Out of all the relievers on the near-daily Scranton/Wilkes-Barre RailRiders shuttle, Pinder threw the most innings in the big leagues in 2015 (27.2 innings) and was arguably the most effective, striking out 25 and pitching to a 2.93 ERA. Across his 158 career minor league games, Pinder does actually have nine starts under his belt, though all nine were in A-ball and none came after the 2014 season. Still, even though Pinder would not be an option to start like Warren used to be, he has shown the ability to work multiple innings in the middle of games, which is very valuable.
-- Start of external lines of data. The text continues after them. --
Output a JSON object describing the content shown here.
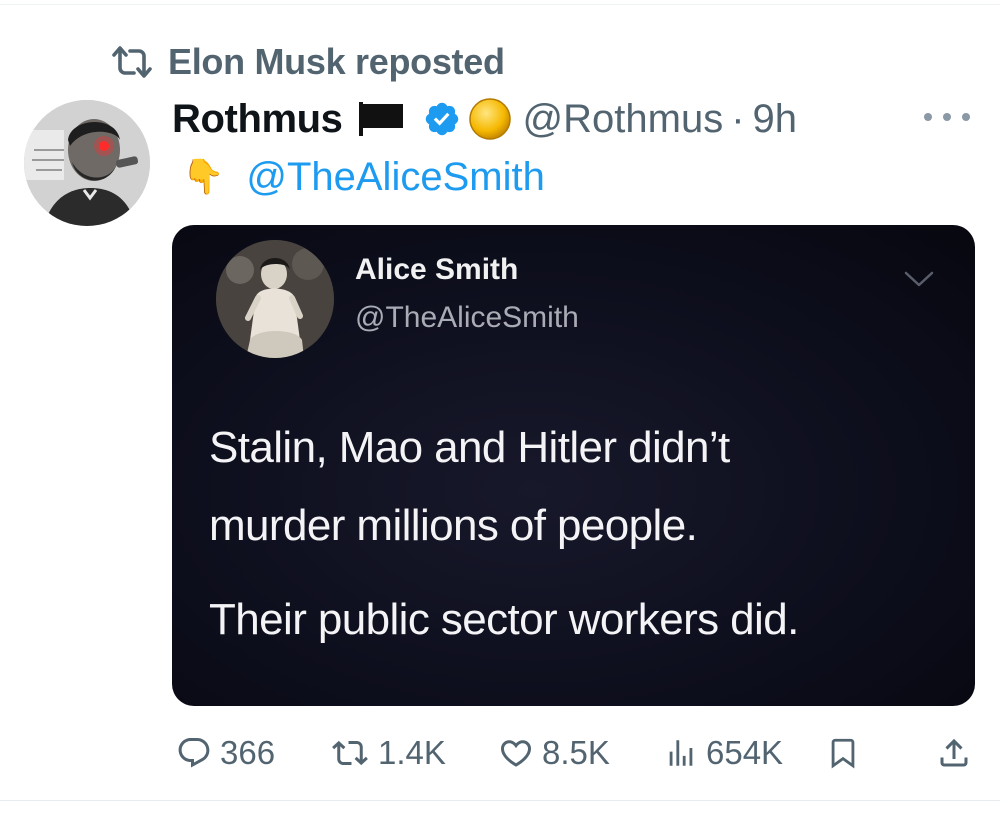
{
  "repost": {
    "label": "Elon Musk reposted",
    "icon": "repost-icon"
  },
  "tweet": {
    "author_name": "Rothmus",
    "author_handle": "@Rothmus",
    "separator": "·",
    "time": "9h",
    "badges": [
      "black-flag-icon",
      "verified-badge-icon",
      "gold-circle-icon"
    ],
    "finger_emoji": "👇",
    "mention": "@TheAliceSmith"
  },
  "embedded": {
    "name": "Alice Smith",
    "handle": "@TheAliceSmith",
    "line1": "Stalin, Mao and Hitler didn’t",
    "line2": "murder millions of people.",
    "line3": "Their public sector workers did."
  },
  "stats": {
    "replies": "366",
    "reposts": "1.4K",
    "likes": "8.5K",
    "views": "654K"
  },
  "colors": {
    "accent": "#1d9bf0",
    "muted": "#536471",
    "card_bg": "#0d0e1c"
  }
}
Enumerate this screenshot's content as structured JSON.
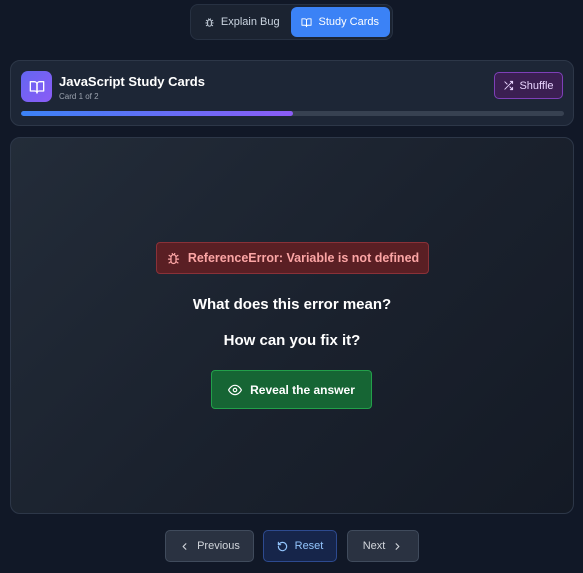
{
  "mode_switch": {
    "explain_label": "Explain Bug",
    "study_label": "Study Cards",
    "active": "Study Cards",
    "explain_icon": "bug-icon",
    "study_icon": "book-open-icon"
  },
  "header": {
    "title": "JavaScript Study Cards",
    "subtitle": "Card 1 of 2",
    "app_icon": "book-open-icon",
    "shuffle_label": "Shuffle",
    "shuffle_icon": "shuffle-icon",
    "progress": 0.5
  },
  "card": {
    "error_label": "ReferenceError: Variable is not defined",
    "error_icon": "bug-icon",
    "question_line1": "What does this error mean?",
    "question_line2": "How can you fix it?",
    "reveal_label": "Reveal the answer",
    "reveal_icon": "eye-icon"
  },
  "nav": {
    "previous_label": "Previous",
    "reset_label": "Reset",
    "next_label": "Next"
  },
  "colors": {
    "background": "#111827",
    "accent_blue": "#3b82f6",
    "accent_purple": "#8b5cf6",
    "error_red": "#fca5a5",
    "success_green": "#166534"
  }
}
Despite running out of gas in the final month of 2015, Shreve showed a lot of potential during his rookie campaign. The lefty showed he had the ability to throw multiple innings when needed (remember that 19 inning game against the Boston Red Sox in April? Shreve entered in the 12th inning and tossed 3.1 innings of scoreless baseball, striking out 4 along the way). However, just because he could throw multiple innings does not mean that he did very often. Before he becomes a multi-inning reliever, Shreve will have to prove that his ugly month of September was just fatigue from a long season and not a true sign of the league catching up to him.
Part of the Yankees' revolving last-man-out-of-the-bullpen door, Rumbelow made 17 appearances out the bullpen in his rookie season, pitching to 4.02 ERA in 15.2 innings (he struck out 15 while walking 5). In the minors, Rumbelow was not simply a one-inning reliever, as evidenced by his 134 innings of work in 100 career minor league games, including 52.2 innings in 37 games during his time in the minors in 2015. If Rumbelow heads north with the team to begin the season, Rumbelow will likely be used for one-inning in his appearances as Joe Girardi evaluates and decides who he can rely on.